11:35 – Another offside for the Soviets, number 18 misses the ball by inches on the left flank. It could have been dangerous.
11:34 – Say what you will about the Shuravi, they appear unfazed about being one man down. A gray-haired number 17 ends up in offside right in front of the Afghan goalkeeper.
11:32 – The teams seem to be getting short of breath under the hot Kabul sun, and are in a sort of trench war in the midfield. The Soviet number 10 fails to reach a runaway cross on the right flank.
11:31 – Another close call for the Soviets! A cross that became a strike in mid-flight is missed by the goalkeeper, but also by the Afghan number 2, and bounces 50 cm away from the left goalpost.
11:30 – The Afghans attack, the Shuravis stand ground. Seems a reversal of the 1980s, or maybe it’s not.
11:28 This is surprisingly intense so far in Kabul but no goals and almost no fouls – until now. The Afghan number 10 appears surprised at his own impoliteness. The Afghans have a pretty loud 12th player, but he’s no use – the Afghan assault on the left flank is bogged down by the Soviet defense. The Shuravi seem to have learned a thing or two about defending themselves.
11:27 – The Afghan number 6 strikes, and a Soviet defender almost cuts the ball into his own goal, but is saved by the goalie. A nice comeback from the Shuravi, but the Afghan defense sends the ball over the seats before they can land a shot. Corner.
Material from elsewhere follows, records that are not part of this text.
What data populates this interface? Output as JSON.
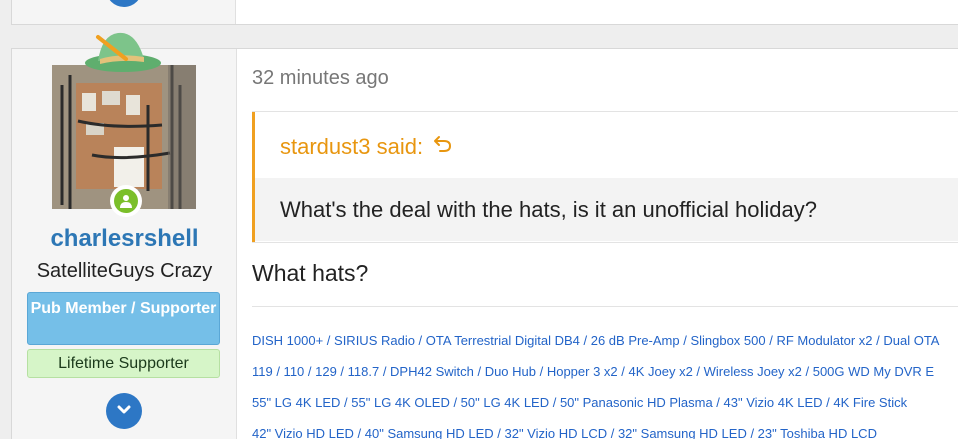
{
  "post": {
    "time": "32 minutes ago",
    "username": "charlesrshell",
    "user_title": "SatelliteGuys Crazy",
    "banners": {
      "pub": "Pub Member / Supporter",
      "lifetime": "Lifetime Supporter"
    },
    "quote": {
      "attribution": "stardust3 said:",
      "body": "What's the deal with the hats, is it an unofficial holiday?"
    },
    "reply": "What hats?",
    "signature": [
      "DISH 1000+ / SIRIUS Radio / OTA Terrestrial Digital DB4 / 26 dB Pre-Amp / Slingbox 500 / RF Modulator x2 / Dual OTA",
      "119 / 110 / 129 / 118.7 / DPH42 Switch / Duo Hub / Hopper 3 x2 / 4K Joey x2 / Wireless Joey x2 / 500G WD My DVR E",
      "55\" LG 4K LED / 55\" LG 4K OLED / 50\" LG 4K LED / 50\" Panasonic HD Plasma / 43\" Vizio 4K LED / 4K Fire Stick",
      "42\" Vizio HD LED / 40\" Samsung HD LED / 32\" Vizio HD LCD / 32\" Samsung HD LED / 23\" Toshiba HD LCD"
    ]
  },
  "colors": {
    "username": "#2d77b5",
    "quote_accent": "#f0a020",
    "pub_banner": "#75bfe8",
    "lifetime_banner": "#d6f5c8",
    "signature_link": "#2364c8",
    "button": "#2d77c5"
  },
  "icons": [
    "chevron-down-icon",
    "reply-arrow-icon",
    "online-person-icon",
    "hat-icon"
  ]
}
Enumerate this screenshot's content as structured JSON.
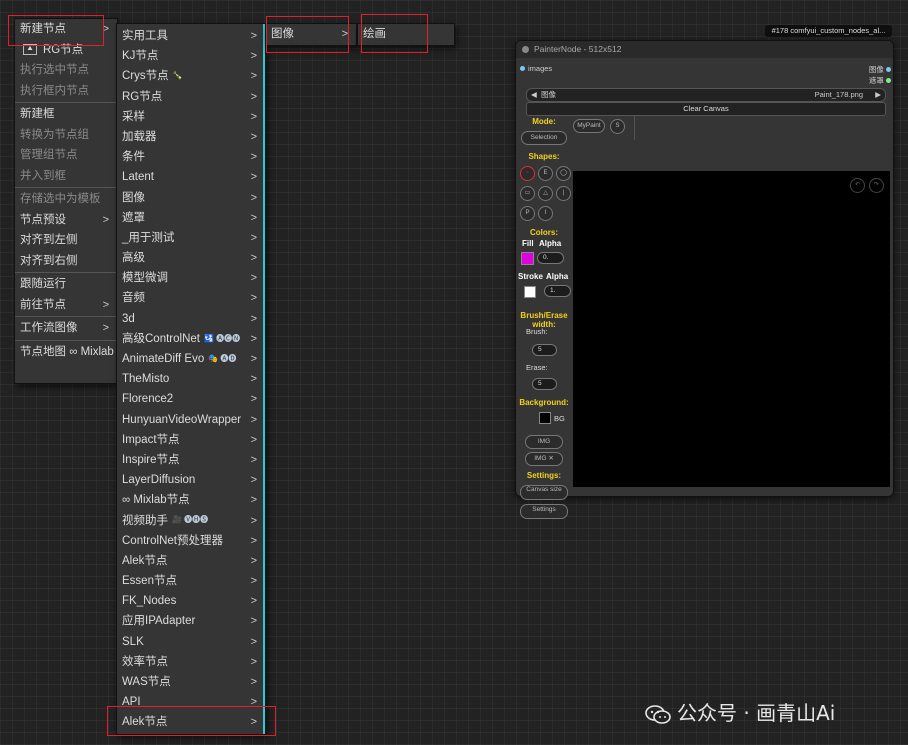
{
  "menu1": {
    "items": [
      {
        "label": "新建节点",
        "arrow": ">",
        "disabled": false
      },
      {
        "label": "RG节点",
        "arrow": "",
        "disabled": false,
        "icon": true
      },
      {
        "label": "执行选中节点",
        "arrow": "",
        "disabled": true
      },
      {
        "label": "执行框内节点",
        "arrow": "",
        "disabled": true
      },
      {
        "sep": true
      },
      {
        "label": "新建框",
        "arrow": "",
        "disabled": false
      },
      {
        "label": "转换为节点组",
        "arrow": "",
        "disabled": true
      },
      {
        "label": "管理组节点",
        "arrow": "",
        "disabled": true
      },
      {
        "label": "并入到框",
        "arrow": "",
        "disabled": true
      },
      {
        "sep": true
      },
      {
        "label": "存储选中为模板",
        "arrow": "",
        "disabled": true
      },
      {
        "label": "节点预设",
        "arrow": ">",
        "disabled": false
      },
      {
        "label": "对齐到左侧",
        "arrow": "",
        "disabled": false
      },
      {
        "label": "对齐到右侧",
        "arrow": "",
        "disabled": false
      },
      {
        "sep": true
      },
      {
        "label": "跟随运行",
        "arrow": "",
        "disabled": false
      },
      {
        "label": "前往节点",
        "arrow": ">",
        "disabled": false
      },
      {
        "sep": true
      },
      {
        "label": "工作流图像",
        "arrow": ">",
        "disabled": false
      },
      {
        "sep": true
      },
      {
        "label": "节点地图 ∞ Mixlab",
        "arrow": "",
        "disabled": false
      }
    ]
  },
  "menu2": {
    "items": [
      {
        "label": "实用工具",
        "badge": ""
      },
      {
        "label": "KJ节点",
        "badge": ""
      },
      {
        "label": "Crys节点",
        "badge": "🍾"
      },
      {
        "label": "RG节点",
        "badge": ""
      },
      {
        "label": "采样",
        "badge": ""
      },
      {
        "label": "加载器",
        "badge": ""
      },
      {
        "label": "条件",
        "badge": ""
      },
      {
        "label": "Latent",
        "badge": ""
      },
      {
        "label": "图像",
        "badge": ""
      },
      {
        "label": "遮罩",
        "badge": ""
      },
      {
        "label": "_用于测试",
        "badge": ""
      },
      {
        "label": "高级",
        "badge": ""
      },
      {
        "label": "模型微调",
        "badge": ""
      },
      {
        "label": "音频",
        "badge": ""
      },
      {
        "label": "3d",
        "badge": ""
      },
      {
        "label": "高级ControlNet",
        "badge": "🛂 🅐🅒🅝"
      },
      {
        "label": "AnimateDiff Evo",
        "badge": "🎭 🅐🅓"
      },
      {
        "label": "TheMisto",
        "badge": ""
      },
      {
        "label": "Florence2",
        "badge": ""
      },
      {
        "label": "HunyuanVideoWrapper",
        "badge": ""
      },
      {
        "label": "Impact节点",
        "badge": ""
      },
      {
        "label": "Inspire节点",
        "badge": ""
      },
      {
        "label": "LayerDiffusion",
        "badge": ""
      },
      {
        "label": "∞ Mixlab节点",
        "badge": ""
      },
      {
        "label": "视频助手",
        "badge": "🎥 🅥🅗🅢"
      },
      {
        "label": "ControlNet预处理器",
        "badge": ""
      },
      {
        "label": "Alek节点",
        "badge": ""
      },
      {
        "label": "Essen节点",
        "badge": ""
      },
      {
        "label": "FK_Nodes",
        "badge": ""
      },
      {
        "label": "应用IPAdapter",
        "badge": ""
      },
      {
        "label": "SLK",
        "badge": ""
      },
      {
        "label": "效率节点",
        "badge": ""
      },
      {
        "label": "WAS节点",
        "badge": ""
      },
      {
        "label": "API",
        "badge": ""
      },
      {
        "label": "Alek节点",
        "badge": ""
      }
    ]
  },
  "menu3": {
    "label": "图像",
    "arrow": ">"
  },
  "menu4": {
    "label": "绘画"
  },
  "node": {
    "title": "PainterNode - 512x512",
    "tag": "#178 comfyui_custom_nodes_al...",
    "images_label": "images",
    "out_image": "图像",
    "out_mask": "遮罩",
    "file_label": "图像",
    "file_value": "Paint_178.png",
    "clear_canvas": "Clear Canvas",
    "mode": "Mode:",
    "mypaint": "MyPaint",
    "s_btn": "S",
    "selection": "Selection",
    "shapes": "Shapes:",
    "colors": "Colors:",
    "fill": "Fill",
    "alpha": "Alpha",
    "alpha_value": "0.",
    "stroke": "Stroke",
    "alpha2": "Alpha",
    "alpha2_value": "1.",
    "brush_title": "Brush/Erase width:",
    "brush": "Brush:",
    "brush_value": "5",
    "erase": "Erase:",
    "erase_value": "5",
    "background": "Background:",
    "bg": "BG",
    "img_btn": "IMG",
    "img_x_btn": "IMG ✕",
    "settings_title": "Settings:",
    "canvas_size": "Canvas size",
    "settings_btn": "Settings",
    "fill_color": "#e000e0",
    "stroke_color": "#ffffff",
    "bg_color": "#000000"
  },
  "watermark": "公众号 · 画青山Ai"
}
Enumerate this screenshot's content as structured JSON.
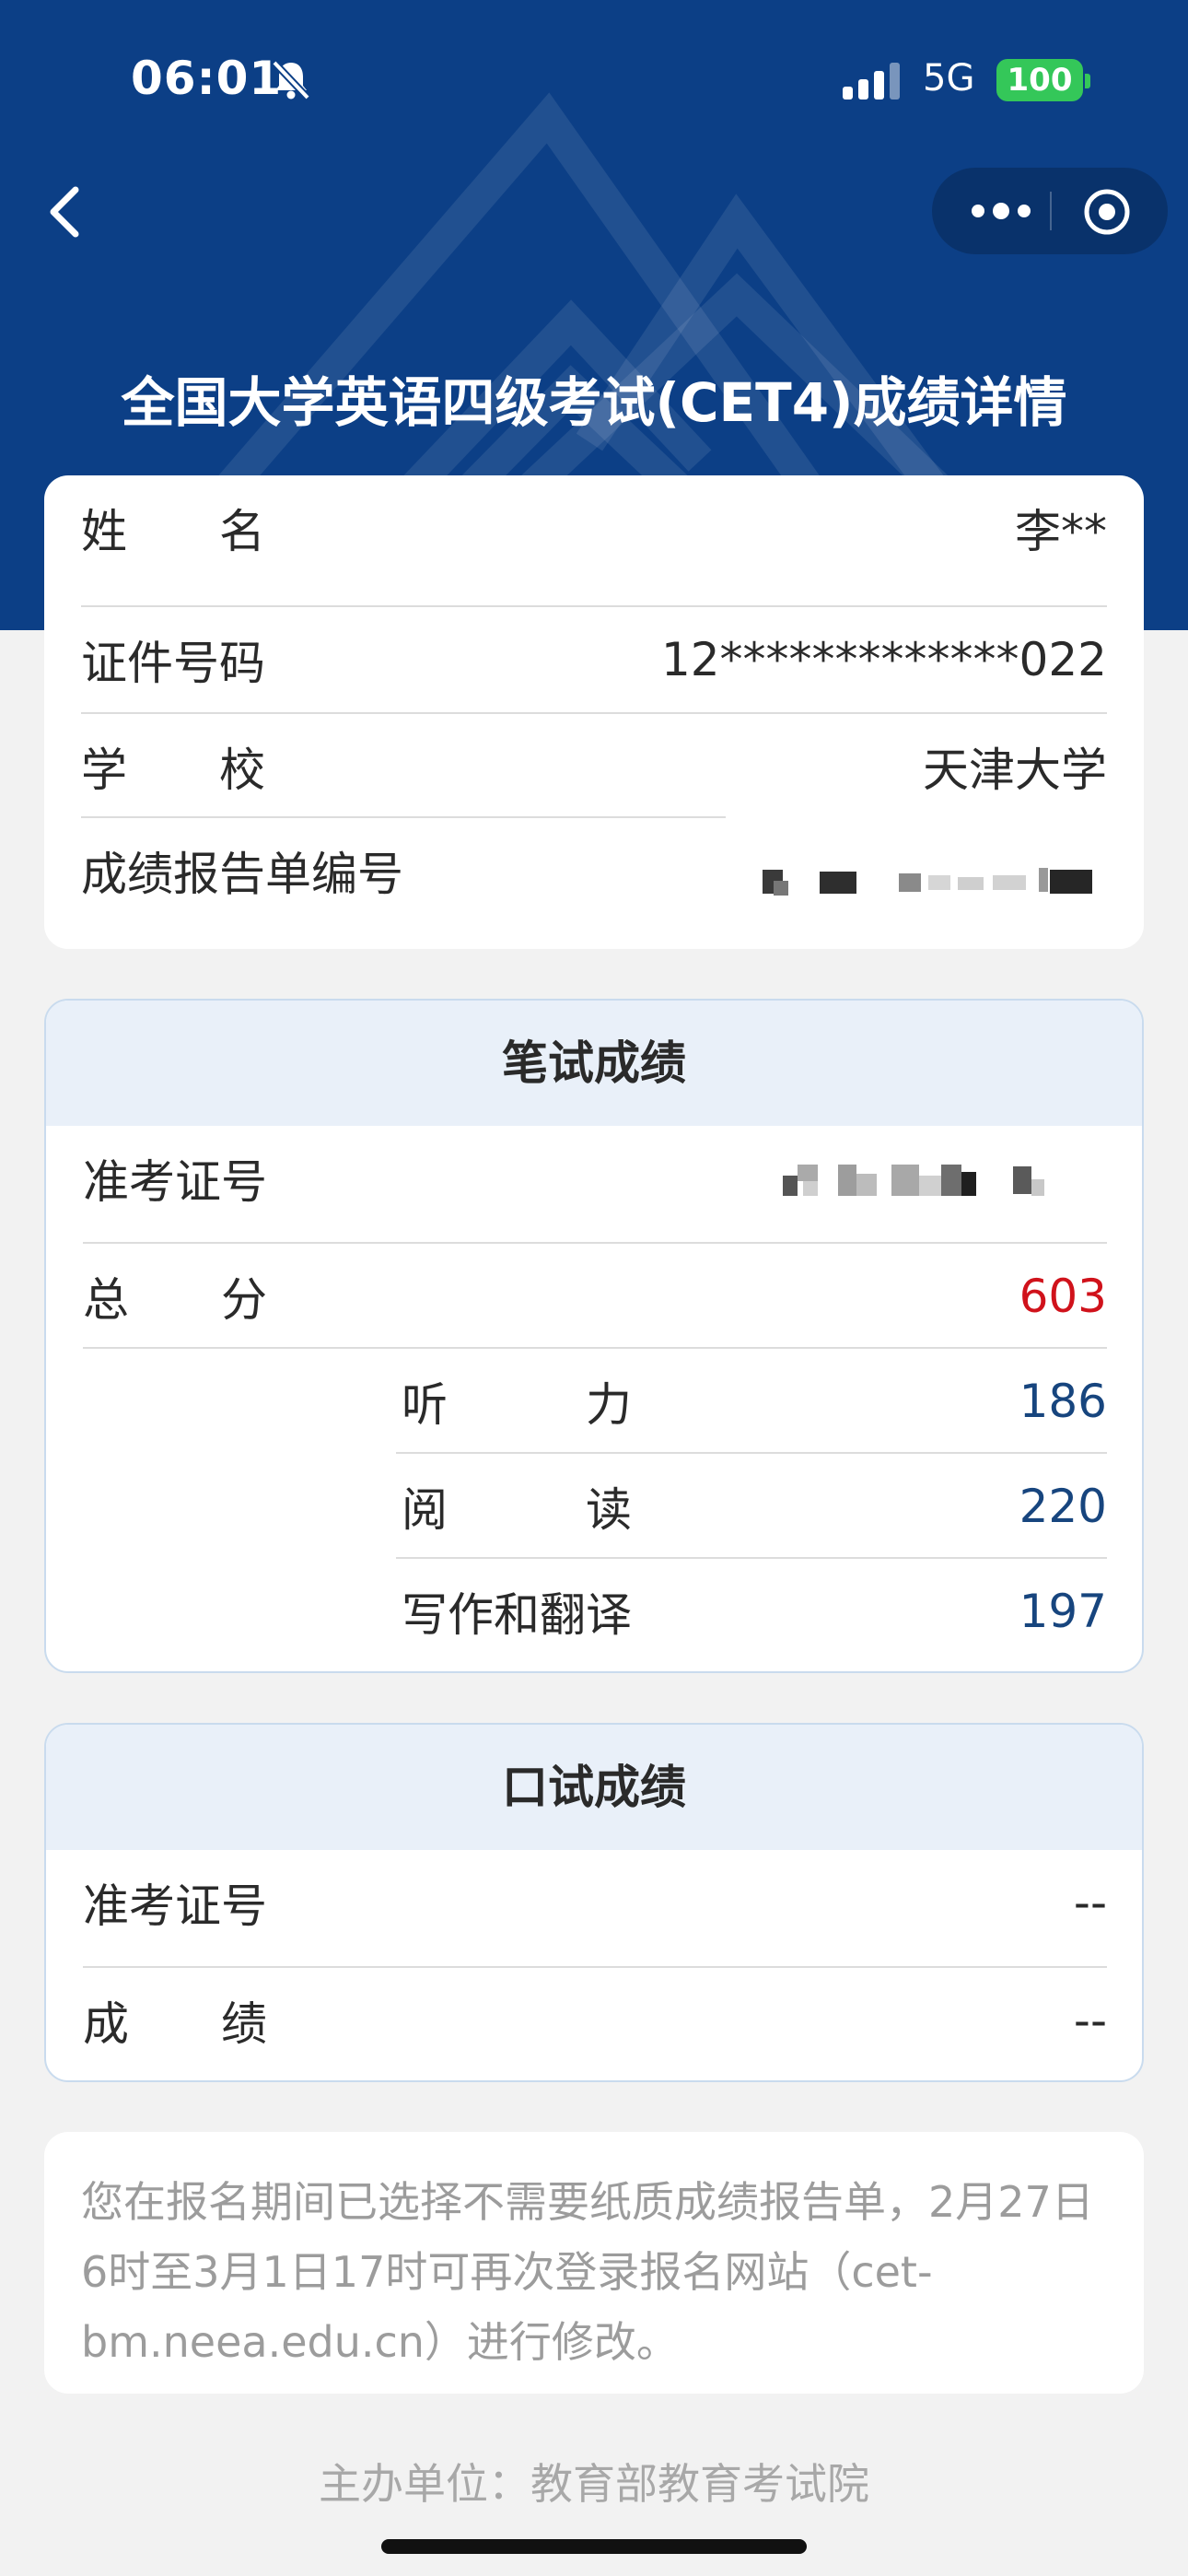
{
  "status_bar": {
    "time": "06:01",
    "network": "5G",
    "battery": "100"
  },
  "header": {
    "title": "全国大学英语四级考试(CET4)成绩详情"
  },
  "personal": {
    "rows": [
      {
        "label": "姓　　名",
        "value": "李**"
      },
      {
        "label": "证件号码",
        "value": "12*************022"
      },
      {
        "label": "学　　校",
        "value": "天津大学"
      },
      {
        "label": "成绩报告单编号",
        "value": ""
      }
    ]
  },
  "written": {
    "header": "笔试成绩",
    "admission_label": "准考证号",
    "admission_value": "",
    "admission_tail": "5",
    "total_label": "总　　分",
    "total_value": "603",
    "sub_scores": [
      {
        "label": "听　　　力",
        "value": "186"
      },
      {
        "label": "阅　　　读",
        "value": "220"
      },
      {
        "label": "写作和翻译",
        "value": "197"
      }
    ]
  },
  "oral": {
    "header": "口试成绩",
    "admission_label": "准考证号",
    "admission_value": "--",
    "score_label": "成　　绩",
    "score_value": "--"
  },
  "note": {
    "text": "您在报名期间已选择不需要纸质成绩报告单，2月27日6时至3月1日17时可再次登录报名网站（cet-bm.neea.edu.cn）进行修改。"
  },
  "footer": {
    "text": "主办单位：教育部教育考试院"
  },
  "colors": {
    "header_bg": "#0c3f86",
    "total_score": "#d0121b",
    "sub_score": "#17457e",
    "section_header_bg": "#e9f0f9"
  }
}
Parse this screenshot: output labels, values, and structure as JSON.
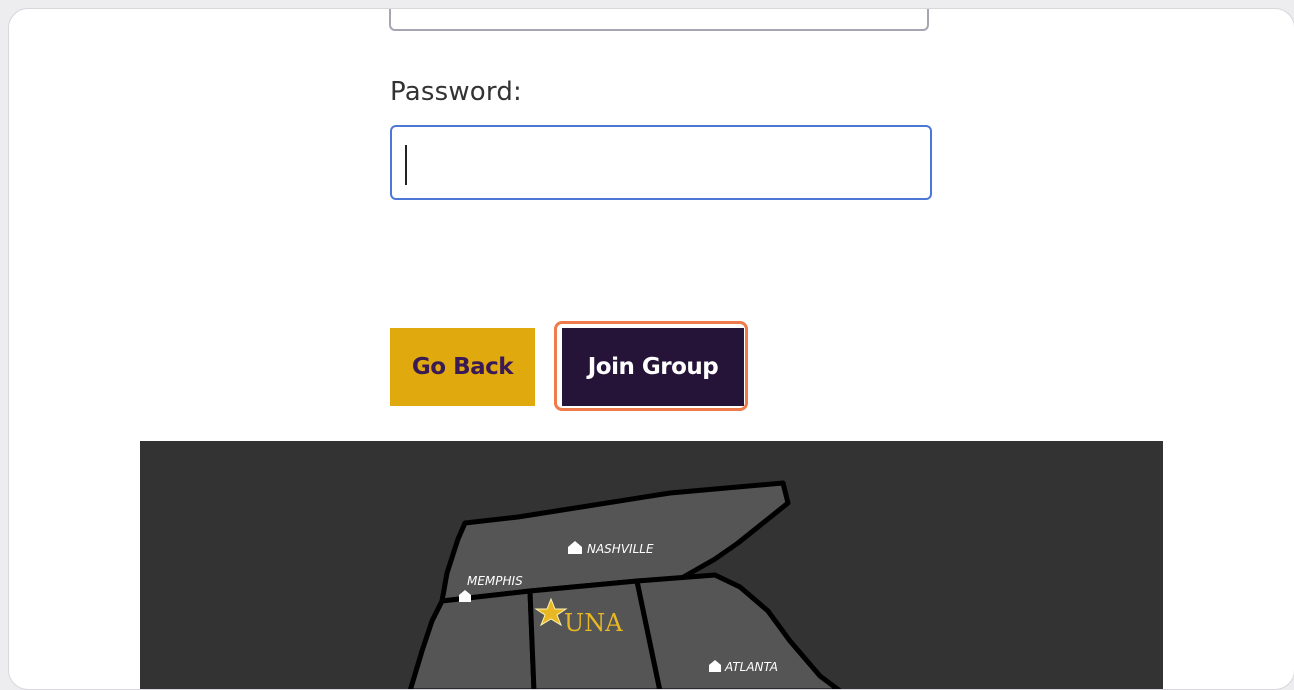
{
  "form": {
    "password_label": "Password:",
    "password_value": ""
  },
  "buttons": {
    "go_back_label": "Go Back",
    "join_group_label": "Join Group"
  },
  "map": {
    "cities": [
      "NASHVILLE",
      "MEMPHIS",
      "ATLANTA"
    ],
    "marker_label": "UNA",
    "marker_icon": "star-icon",
    "city_icon": "house-icon"
  },
  "colors": {
    "go_back_bg": "#e0aa0f",
    "join_group_bg": "#261338",
    "focus_ring": "#ef7a4a",
    "input_focus_border": "#4d77d6",
    "map_bg": "#333333",
    "region_fill": "#555555",
    "una_gold": "#e8b824"
  }
}
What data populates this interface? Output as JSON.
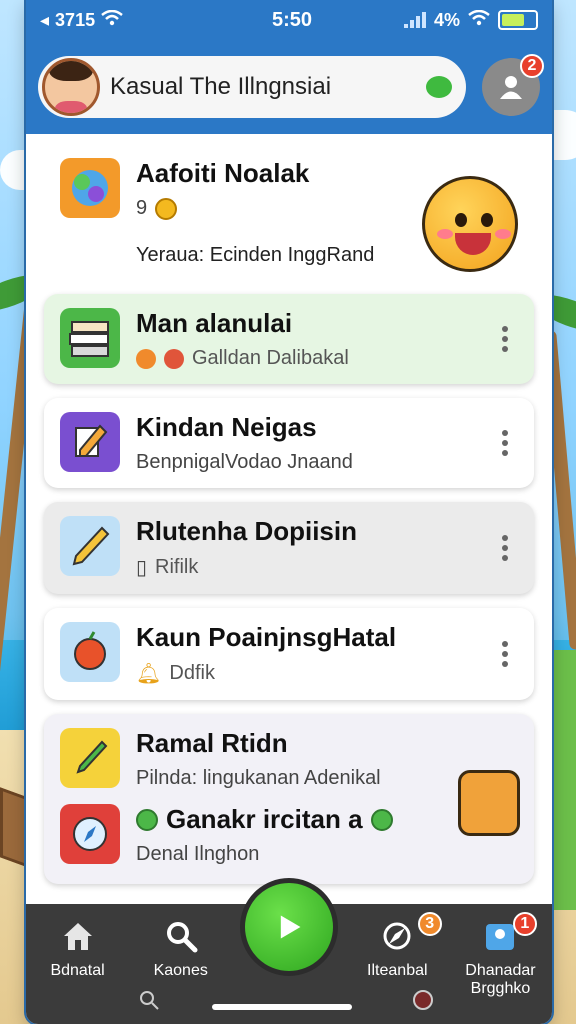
{
  "status": {
    "left_text": "3715",
    "time": "5:50",
    "battery_percent": "4%"
  },
  "header": {
    "search_text": "Kasual The Illngnsiai",
    "profile_badge": "2"
  },
  "hero": {
    "title": "Aafoiti Noalak",
    "meta": "9",
    "subtitle": "Yeraua: Ecinden InggRand"
  },
  "items": [
    {
      "title": "Man alanulai",
      "subtitle": "Galldan Dalibakal"
    },
    {
      "title": "Kindan Neigas",
      "subtitle": "BenpnigalVodao Jnaand"
    },
    {
      "title": "Rlutenha Dopiisin",
      "subtitle": "Rifilk"
    },
    {
      "title": "Kaun PoainjnsgHatal",
      "subtitle": "Ddfik"
    }
  ],
  "group": {
    "title": "Ramal Rtidn",
    "subtitle": "Pilnda: lingukanan Adenikal",
    "title2": "Ganakr ircitan a",
    "subtitle2": "Denal Ilnghon"
  },
  "nav": {
    "home": "Bdnatal",
    "search": "Kaones",
    "alerts": "Ilteanbal",
    "alerts_badge": "3",
    "profile": "Dhanadar\nBrgghko",
    "profile_badge": "1"
  },
  "colors": {
    "header_blue": "#2b78c6",
    "play_green": "#3fba3f",
    "badge_red": "#e8402c",
    "nav_bg": "#3b3b3b"
  }
}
11:26 – Afghans get a freekick just outside the Soviet goalbox.
11:25 – The goalie, Ildar Galenutdanov, is from Bashkiria, which provided about half of the Soviet lineup. He was good in pre-game training, but this time, he waited just a bit too long before leaving the goalbox.
11:22 – And the Soviets are down to 10 after the goalkeeper grabs the ball outside the goalbox to prevent what would otherwise have been a one-on-one. Red card.
11:20 – The Soviet had a clear shot at the goal, but the Afghan goalkeeper blocks it and launches a counterattack that is ended by another elegant tackle by the Soviet number 19.
11:18 – A brilliant tackle from the Soviet number 3 stops what could be a two-on-one attack by the Afghans. The audience is still appreciative.
11:16 – That was close, twice, for the Soviet team! First a free kick goes straight for goal, but is blocked by the goalkeeper, and then an attempt to prolong the attack ends with an off-the-mark shot.
11:14 – The Soviet defense prevents the Afghan attacker from getting a ball in the goalbox, but commit an offense some 20 meters from the goalpost.
11:13 – A foul, though a pretty good-natured. The free kick launches another Shuravi offense, but number 10’s shot flies 10 meters above the crossbar.
11:12 – First strike by the Soviets, but the ball goes wide off the mark. The Shuravi dominate so far.
11:11 – The Soviets strike back, but the prospective one-on-one is cut short by the goalkeeper who gets to the ball before the Soviet number 10.
11:10 – First dangerous moment for the Soviets – they miss the Afghan striker in the goalbox. Good thing for them he missed the ball.
11:08 – And they’re off. Shuravi have the ball and start of with an attack that ends up mired in the Afghan defense.
The Shuravi do a sort of pre-game battle cry. The Afghans are just warming up.
There’s about 100-200 spectators in the stadium – both sexes, all ages, full of enthusiasm, many speaking good English. They say there was almost no pre-game publicity, otherwise the stadium would have been packed to capacity – about 5,000. Football is very popular in Afghanistan, and the Shuravi attract a great deal of curiosity (but no fear).
The teams are lined up for the pre-game phootoshoot and a round of shaking hands with the governor of Panjshir Province and other officials. The Shuravis are playing in white, the Afghans in red.
Updated changing headline from “Soviet Veterans VS Afghan Team- LIVE From Kabul” after the game ended.